» **Work to be completed**
Lines holding the word "this" must be located in the listing below and copied.

» **Recorded data**
########

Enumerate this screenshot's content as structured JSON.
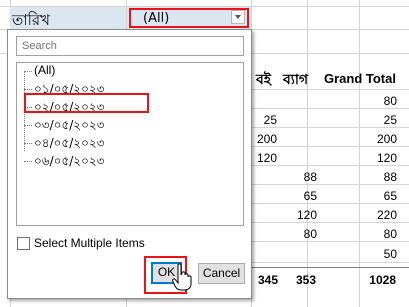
{
  "filter": {
    "label": "তারিখ",
    "value": "(All)"
  },
  "columns": {
    "col1": "বই",
    "col2": "ব্যাগ",
    "total": "Grand Total"
  },
  "rows": [
    {
      "c1": "",
      "c2": "",
      "total": "80"
    },
    {
      "c1": "25",
      "c2": "",
      "total": "25"
    },
    {
      "c1": "200",
      "c2": "",
      "total": "200"
    },
    {
      "c1": "120",
      "c2": "",
      "total": "120"
    },
    {
      "c1": "",
      "c2": "88",
      "total": "88"
    },
    {
      "c1": "",
      "c2": "65",
      "total": "65"
    },
    {
      "c1": "",
      "c2": "120",
      "total": "220"
    },
    {
      "c1": "",
      "c2": "80",
      "total": "80"
    },
    {
      "c1": "",
      "c2": "",
      "total": "50"
    }
  ],
  "grand_total": {
    "c1": "345",
    "c2": "353",
    "total": "1028"
  },
  "panel": {
    "search_placeholder": "Search",
    "items": [
      "(All)",
      "০১/০৫/২০২৩",
      "০২/০৫/২০২৩",
      "০৩/০৫/২০২৩",
      "০৪/০৫/২০২৩",
      "০৬/০৫/২০২৩"
    ],
    "multi_label": "Select Multiple Items",
    "ok_label": "OK",
    "cancel_label": "Cancel"
  },
  "colors": {
    "highlight": "#e8141c",
    "filter_fill": "#dce6f1"
  }
}
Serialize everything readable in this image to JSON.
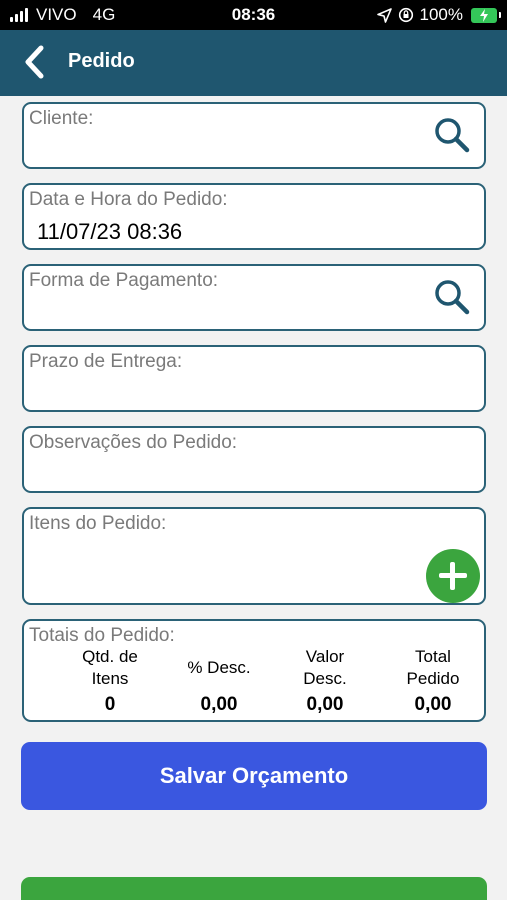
{
  "status_bar": {
    "carrier": "VIVO",
    "network": "4G",
    "time": "08:36",
    "battery": "100%"
  },
  "header": {
    "title": "Pedido"
  },
  "fields": {
    "cliente": {
      "label": "Cliente:"
    },
    "data_hora": {
      "label": "Data e Hora do Pedido:",
      "value": "11/07/23 08:36"
    },
    "forma_pagamento": {
      "label": "Forma de Pagamento:"
    },
    "prazo_entrega": {
      "label": "Prazo de Entrega:"
    },
    "observacoes": {
      "label": "Observações do Pedido:"
    },
    "itens": {
      "label": "Itens do Pedido:"
    }
  },
  "totals": {
    "label": "Totais do Pedido:",
    "qtd_itens": {
      "line1": "Qtd. de",
      "line2": "Itens",
      "value": "0"
    },
    "perc_desc": {
      "line1": "% Desc.",
      "value": "0,00"
    },
    "valor_desc": {
      "line1": "Valor",
      "line2": "Desc.",
      "value": "0,00"
    },
    "total_pedido": {
      "line1": "Total",
      "line2": "Pedido",
      "value": "0,00"
    }
  },
  "actions": {
    "save_label": "Salvar Orçamento"
  },
  "colors": {
    "header": "#1f566f",
    "border": "#2b6277",
    "primary": "#3a57e0",
    "success": "#3ba53e"
  }
}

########

» **Task output**
Enumerate this screenshot's content as structured JSON.
Serialize everything readable in this image to JSON.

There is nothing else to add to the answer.